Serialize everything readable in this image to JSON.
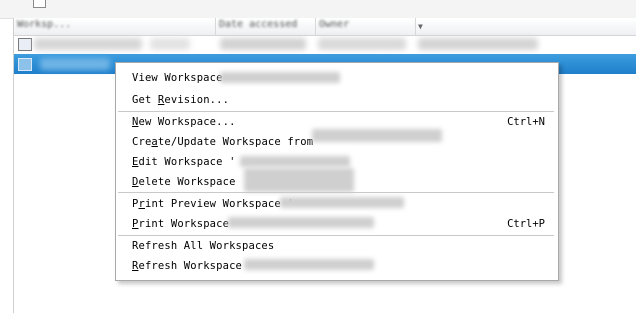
{
  "list": {
    "columns": [
      "Worksp...",
      "Date accessed",
      "Owner",
      ""
    ]
  },
  "menu": {
    "items": [
      {
        "id": "view",
        "label": "View Workspace",
        "shortcut": ""
      },
      {
        "id": "get-revision",
        "label": "Get Revision...",
        "mnemonic": "R",
        "shortcut": ""
      },
      {
        "id": "new",
        "label": "New Workspace...",
        "mnemonic": "N",
        "shortcut": "Ctrl+N"
      },
      {
        "id": "create-update",
        "label": "Create/Update Workspace from",
        "mnemonic": "a",
        "shortcut": ""
      },
      {
        "id": "edit",
        "label": "Edit Workspace '",
        "mnemonic": "E",
        "shortcut": ""
      },
      {
        "id": "delete",
        "label": "Delete Workspace",
        "mnemonic": "D",
        "shortcut": ""
      },
      {
        "id": "print-preview",
        "label": "Print Preview Workspace '",
        "mnemonic": "r",
        "shortcut": ""
      },
      {
        "id": "print",
        "label": "Print Workspace",
        "mnemonic": "P",
        "shortcut": "Ctrl+P"
      },
      {
        "id": "refresh-all",
        "label": "Refresh All Workspaces",
        "shortcut": ""
      },
      {
        "id": "refresh",
        "label": "Refresh Workspace",
        "mnemonic": "R",
        "shortcut": ""
      }
    ]
  }
}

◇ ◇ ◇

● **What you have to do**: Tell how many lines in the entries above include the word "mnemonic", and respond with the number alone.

● **Final answer**: 8